The Future Of The 'Transformers' Franchise Appears To Be Up In The Air

Transformers: Revenge of the Fallen seemingly tested any faith fans had in the franchise following the satisfying 2007 live-action debut of the toy-based franchise. Since then, every sequel in the Transformers franchise has made less and less money, to the point that Transformers: The Last Knight barely made more than half of what the previous sequel, Age of Extinction, earned at the domestic box office.

Sadly, that continued disappointment didn't bode well for Bumblebee, which is currently the lowest grossing movie in the entire Transformers franchise ($3 million under The Last Knight), both domestically and globally. But the good news is that Bumblebee was received extremely well by critics. Not only is it the highest rated film in the franchise with critics at Rotten Tomatoes, but it's the second most beloved by general audiences, second only to the original Transformers from 2007. What does all this mean for the future of the Transformers franchise? Executive producer Lorenzo di Bonaventura recently talked about the possibilities.

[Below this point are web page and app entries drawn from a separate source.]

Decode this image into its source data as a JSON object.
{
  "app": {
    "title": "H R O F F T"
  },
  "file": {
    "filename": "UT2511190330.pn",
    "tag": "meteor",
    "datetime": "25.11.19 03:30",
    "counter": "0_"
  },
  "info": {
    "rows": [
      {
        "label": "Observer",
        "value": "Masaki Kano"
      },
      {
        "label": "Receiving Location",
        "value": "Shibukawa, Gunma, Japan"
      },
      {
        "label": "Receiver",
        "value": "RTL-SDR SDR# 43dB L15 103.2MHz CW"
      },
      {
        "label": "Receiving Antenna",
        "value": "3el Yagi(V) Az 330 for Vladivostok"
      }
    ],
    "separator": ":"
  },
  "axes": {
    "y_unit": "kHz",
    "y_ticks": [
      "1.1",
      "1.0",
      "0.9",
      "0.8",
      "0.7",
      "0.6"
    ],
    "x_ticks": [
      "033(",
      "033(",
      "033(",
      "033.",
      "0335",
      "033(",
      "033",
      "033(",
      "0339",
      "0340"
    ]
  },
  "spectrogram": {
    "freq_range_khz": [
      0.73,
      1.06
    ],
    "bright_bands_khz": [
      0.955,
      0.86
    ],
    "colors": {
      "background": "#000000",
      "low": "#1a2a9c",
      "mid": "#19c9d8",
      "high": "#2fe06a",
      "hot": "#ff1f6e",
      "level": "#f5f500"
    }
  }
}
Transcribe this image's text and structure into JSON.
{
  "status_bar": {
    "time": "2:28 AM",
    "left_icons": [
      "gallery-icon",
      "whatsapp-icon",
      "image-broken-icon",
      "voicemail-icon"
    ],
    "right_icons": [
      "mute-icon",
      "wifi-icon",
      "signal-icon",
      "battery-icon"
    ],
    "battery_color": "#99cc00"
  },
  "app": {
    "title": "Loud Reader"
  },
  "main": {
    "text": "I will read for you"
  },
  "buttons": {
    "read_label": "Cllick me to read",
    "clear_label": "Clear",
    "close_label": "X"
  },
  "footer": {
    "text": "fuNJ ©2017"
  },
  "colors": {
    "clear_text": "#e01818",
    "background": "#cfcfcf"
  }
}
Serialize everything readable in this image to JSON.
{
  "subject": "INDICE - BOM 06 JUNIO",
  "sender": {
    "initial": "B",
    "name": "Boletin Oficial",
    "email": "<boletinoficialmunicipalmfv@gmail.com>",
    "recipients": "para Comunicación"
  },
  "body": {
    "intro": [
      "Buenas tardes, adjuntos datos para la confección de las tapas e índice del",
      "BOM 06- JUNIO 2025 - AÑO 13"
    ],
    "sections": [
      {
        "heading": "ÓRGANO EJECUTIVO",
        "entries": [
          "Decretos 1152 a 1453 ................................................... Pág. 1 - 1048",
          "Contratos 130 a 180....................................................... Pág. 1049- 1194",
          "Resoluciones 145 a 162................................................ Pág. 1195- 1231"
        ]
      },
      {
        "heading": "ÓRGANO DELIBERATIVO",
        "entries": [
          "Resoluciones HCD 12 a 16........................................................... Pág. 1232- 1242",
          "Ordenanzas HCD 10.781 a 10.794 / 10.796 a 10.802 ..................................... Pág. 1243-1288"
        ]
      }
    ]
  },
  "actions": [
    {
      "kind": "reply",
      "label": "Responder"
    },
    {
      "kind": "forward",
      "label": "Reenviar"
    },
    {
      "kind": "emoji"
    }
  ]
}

Bumblebee has been referred to by Hasbro as a "new storytelling universe," but it hasn't been clarified as to what that really means. Lorenzo di Bonaventura was asked about this detail by Transformers fan site TFW2005, and here's what he had to say:

"The difficulty in developing a movie series is the fact that constraints increase as you move forward. In the early days of the series, you have the freedom to start new things. You do not have to follow the rules established in other films. In Bumblebee, different approaches and different productions were possible."

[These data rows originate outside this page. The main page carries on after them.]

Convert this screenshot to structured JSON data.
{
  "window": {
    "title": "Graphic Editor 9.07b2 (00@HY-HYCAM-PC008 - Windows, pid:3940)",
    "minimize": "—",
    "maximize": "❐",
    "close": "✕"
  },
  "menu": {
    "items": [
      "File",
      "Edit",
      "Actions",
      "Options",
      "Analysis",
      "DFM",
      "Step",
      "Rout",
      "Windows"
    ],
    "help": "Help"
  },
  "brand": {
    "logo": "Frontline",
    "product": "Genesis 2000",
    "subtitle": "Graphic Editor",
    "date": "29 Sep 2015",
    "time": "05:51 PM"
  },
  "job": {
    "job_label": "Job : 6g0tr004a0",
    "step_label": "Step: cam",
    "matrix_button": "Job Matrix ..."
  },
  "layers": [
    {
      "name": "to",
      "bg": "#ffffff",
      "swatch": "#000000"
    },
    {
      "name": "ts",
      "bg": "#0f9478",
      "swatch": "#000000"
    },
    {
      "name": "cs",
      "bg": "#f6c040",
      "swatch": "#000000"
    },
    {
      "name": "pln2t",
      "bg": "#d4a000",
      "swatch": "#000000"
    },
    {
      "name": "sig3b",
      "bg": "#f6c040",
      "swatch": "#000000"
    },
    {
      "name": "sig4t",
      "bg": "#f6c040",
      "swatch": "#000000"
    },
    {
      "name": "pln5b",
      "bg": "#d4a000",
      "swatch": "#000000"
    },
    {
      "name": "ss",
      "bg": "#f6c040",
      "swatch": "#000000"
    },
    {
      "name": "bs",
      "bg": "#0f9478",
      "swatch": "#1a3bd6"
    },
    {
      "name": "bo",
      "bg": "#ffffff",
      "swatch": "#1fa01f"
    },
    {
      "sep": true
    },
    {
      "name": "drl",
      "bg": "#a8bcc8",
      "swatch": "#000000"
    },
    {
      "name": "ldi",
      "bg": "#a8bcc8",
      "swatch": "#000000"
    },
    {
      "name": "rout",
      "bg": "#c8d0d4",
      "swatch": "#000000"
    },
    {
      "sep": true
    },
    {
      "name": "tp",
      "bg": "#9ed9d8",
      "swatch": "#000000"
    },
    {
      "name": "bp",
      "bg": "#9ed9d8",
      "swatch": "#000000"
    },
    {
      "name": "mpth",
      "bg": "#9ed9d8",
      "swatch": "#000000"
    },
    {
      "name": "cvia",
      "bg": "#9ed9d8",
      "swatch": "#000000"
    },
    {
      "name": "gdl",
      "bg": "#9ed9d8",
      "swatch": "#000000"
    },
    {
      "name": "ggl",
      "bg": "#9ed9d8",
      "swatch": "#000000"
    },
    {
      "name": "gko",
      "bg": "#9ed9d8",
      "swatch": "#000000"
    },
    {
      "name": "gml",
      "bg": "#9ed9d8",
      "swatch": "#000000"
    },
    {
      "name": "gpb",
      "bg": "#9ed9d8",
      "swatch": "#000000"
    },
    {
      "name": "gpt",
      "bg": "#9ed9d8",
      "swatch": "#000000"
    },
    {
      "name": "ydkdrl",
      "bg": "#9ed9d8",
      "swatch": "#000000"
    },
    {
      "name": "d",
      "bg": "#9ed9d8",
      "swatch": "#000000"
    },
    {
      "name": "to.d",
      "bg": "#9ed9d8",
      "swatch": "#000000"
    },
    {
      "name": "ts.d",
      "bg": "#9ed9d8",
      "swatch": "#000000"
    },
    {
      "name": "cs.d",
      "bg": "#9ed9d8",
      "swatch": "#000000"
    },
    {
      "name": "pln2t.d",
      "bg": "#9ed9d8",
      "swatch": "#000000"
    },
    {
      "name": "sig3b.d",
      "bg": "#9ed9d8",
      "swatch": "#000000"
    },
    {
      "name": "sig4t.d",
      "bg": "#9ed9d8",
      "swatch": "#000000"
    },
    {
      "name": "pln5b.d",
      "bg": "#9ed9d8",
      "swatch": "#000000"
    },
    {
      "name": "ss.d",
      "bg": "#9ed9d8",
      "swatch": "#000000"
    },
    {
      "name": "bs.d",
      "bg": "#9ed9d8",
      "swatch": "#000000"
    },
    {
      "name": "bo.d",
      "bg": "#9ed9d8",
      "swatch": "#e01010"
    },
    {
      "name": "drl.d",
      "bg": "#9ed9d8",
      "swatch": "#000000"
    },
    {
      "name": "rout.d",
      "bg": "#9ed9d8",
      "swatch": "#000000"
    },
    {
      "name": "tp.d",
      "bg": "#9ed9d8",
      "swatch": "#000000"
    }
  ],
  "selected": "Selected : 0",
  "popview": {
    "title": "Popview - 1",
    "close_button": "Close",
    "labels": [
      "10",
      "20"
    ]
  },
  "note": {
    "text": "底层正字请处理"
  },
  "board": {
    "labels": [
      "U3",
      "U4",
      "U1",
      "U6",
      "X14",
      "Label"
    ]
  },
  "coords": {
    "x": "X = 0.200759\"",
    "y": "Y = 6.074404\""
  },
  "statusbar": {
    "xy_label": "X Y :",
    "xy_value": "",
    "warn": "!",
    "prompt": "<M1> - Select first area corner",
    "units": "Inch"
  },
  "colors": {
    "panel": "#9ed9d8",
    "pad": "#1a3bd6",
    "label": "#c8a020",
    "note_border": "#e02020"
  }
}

That sounds a little bit lazy. Because if you're just going to break the rules established in the other movies, then why not just reboot the entire franchise? Bumblebee is another entry that really messes with the timeline of how long and often humans have been interacting with Transformers. It's not nearly as bad as the mythology breaking introduction of elements from The Last Knight, but it's certainly not completely consistent with the rest of the franchise.

Either way, di Bonaventura is hoping Travis Knight will return for a Bumblebee sequel, even if they're not entirely sure what that will be yet. Apparently there's talk of doing a kind of buddy movie with Bumblebee and Optimus Prime working together. But di Bonaventura also notes that if a good idea for a solo Optimus Prime adventure comes along, they'd be very interested in making that work too. Thankfully, the next installment will also be more character-oriented like Bumblebee:

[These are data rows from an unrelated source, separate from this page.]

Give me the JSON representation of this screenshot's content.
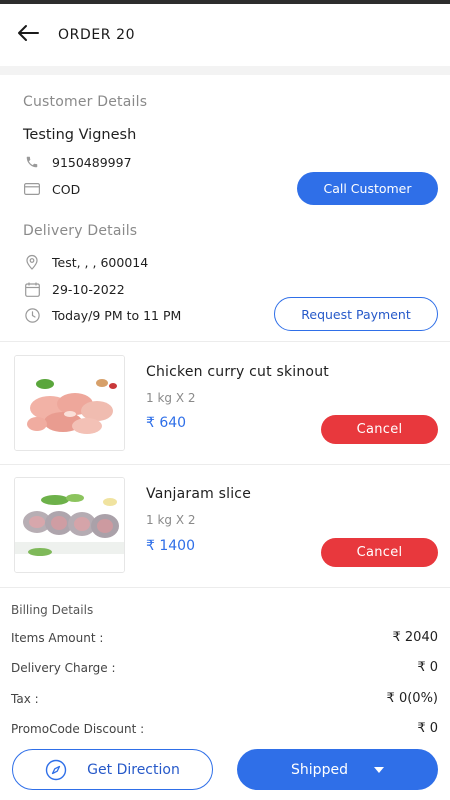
{
  "header": {
    "title": "ORDER 20",
    "back_icon": "arrow-left-icon"
  },
  "customer": {
    "section_title": "Customer Details",
    "name": "Testing Vignesh",
    "phone": "9150489997",
    "payment": "COD",
    "call_label": "Call Customer"
  },
  "delivery": {
    "section_title": "Delivery Details",
    "address": "Test, , , 600014",
    "date": "29-10-2022",
    "slot": "Today/9 PM to 11 PM",
    "request_label": "Request Payment"
  },
  "items": [
    {
      "name": "Chicken curry cut skinout",
      "qty": "1 kg X 2",
      "price": "₹ 640",
      "cancel_label": "Cancel",
      "image": "chicken-pieces-image"
    },
    {
      "name": "Vanjaram slice",
      "qty": "1 kg X 2",
      "price": "₹ 1400",
      "cancel_label": "Cancel",
      "image": "fish-slices-image"
    }
  ],
  "billing": {
    "title": "Billing Details",
    "rows": [
      {
        "label": "Items Amount :",
        "value": "₹ 2040"
      },
      {
        "label": "Delivery Charge :",
        "value": "₹ 0"
      },
      {
        "label": "Tax :",
        "value": "₹ 0(0%)"
      },
      {
        "label": "PromoCode Discount :",
        "value": "₹ 0"
      }
    ]
  },
  "actions": {
    "direction_label": "Get Direction",
    "status_label": "Shipped"
  },
  "colors": {
    "accent": "#2f6fe8",
    "danger": "#e8383d",
    "muted": "#8a8a8a"
  }
}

"In Bumblebee, I wanted to make a film that feels emotion and warmth, but I think that it requires patience to continue to observe the relationship developed between the two [main characters]. Don't do a big explosion every few minutes. I have learned that you can like this style as well. I think that it will be utilized in the sequel of both Bumblebee and Transformers."

Of course, di Bonaventura also commented on the idea of bringing back a little more Bayhem into the equation with whatever movie comes next. So maybe he's not really sure what the fans actually want from a Transformers movie and he's still trying to find the right balance between what works and what doesn't.

What About the Primary Transformers Franchise?

As for the Transformers franchise outside of these prequel-style spin-offs, that's even more uncertain. Following The Last Knight, di Bonaventura isn't sure what's next, despite the fact that there was once an entire writers room planning the trajectory of future Transformers movies. The producer said:

"I do not know what will be the next [movie]. It's up to the screenplay. Currently, two scripts are in progress; one of them is the main series sequel. It doesn't feel like I'll start with that script. We are still in the process of putting together ideas with scriptwriters...The plan is undecided, but it is also an interesting part of this job."

This is why a total reboot of the franchise would be infinitely better. There are also so many restraints and complications thanks to everything that happened in the other five Transformers movies that could be avoided by wiping the slate clean. That's certainly how Hasbro seems to see things. But at the very least, we know the franchise is mostly moving away from what Michael Bay kept doing over and over again, and that's a good start.